I'm kicking myself for not listening to it live, but today's Science Friday on National Public Radio tackled, with the help of a couple of Stanford experts and their colleagues, a tough issue in genetic disclosure that I've written about here before. According to the description on the show's website:
When doctors run out of clues on how to treat a cancer patient, they sometimes order a scan of all the patient's genes. But such a test can turn up unexpected results, such as greater risk of another disease. When are doctors obligated to tell the patient what they know? And do patients have the right not to know?
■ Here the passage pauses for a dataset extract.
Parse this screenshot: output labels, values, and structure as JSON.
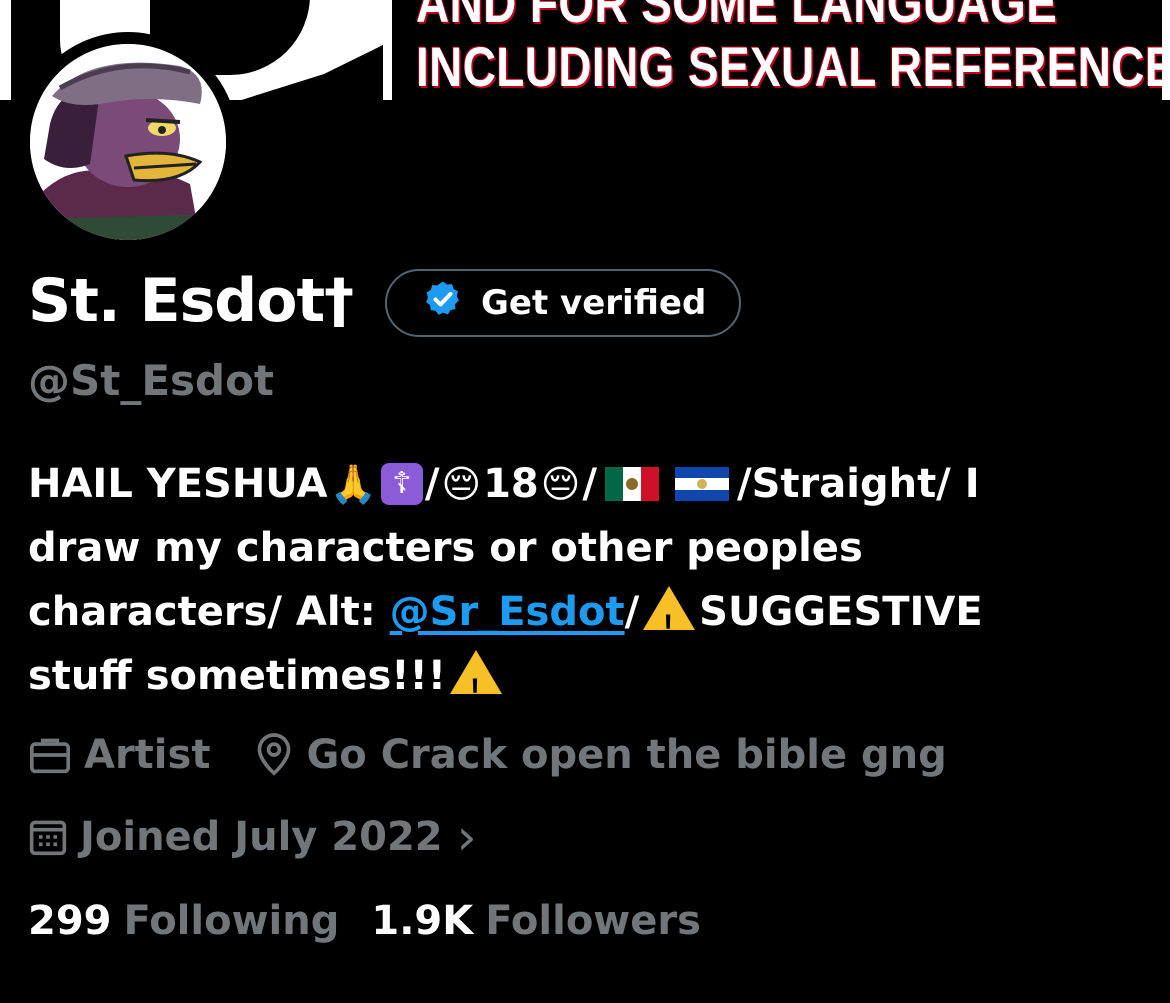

Stanford bioethicist and law professor Hank Greely, JD, and genetic councilor Kelly Ormond joined two colleagues and host Ira Flatow in a half-hour discussion about just how much might be too much information for patients and doctors. And, although I haven't listened yet (the audio of the discussion has just been posted), I can guess the punchline: There's no black-and-white answer. Patients, researchers and clinicians alike (and, yes, even science writers!) are all stumbling into a brave new world in genetics and genomics that right now has more questions than answers. That's why I'm excited to hear what Greely and his colleagues have to say.
An aside: I didn't learn of the show ahead of time, but got wind of it via Twitter. As my colleague pointed out here earlier today, more and more scientists and science writers are using Twitter to stay connected and keep informed about events like conferences and media coverage in (nearly) real time. I certainly consider it one of my more valuable resources. If you're interested in trying it out yourself, experiment with following organizations as well as people (the Science Friday radio show tweets its content each week as @SciFri, for example). But Greely, who tweets as @HankGreelyLSJU, has also been disclosing interesting tidbits about today's show.
Previously: New recommendations for genetic disclosure released, When it comes to your genetic data, 23andMe's Anne Wojciciki says: Just own it and Stanford neurologist discusses role of amyloid proteins in the nervous system on Science Friday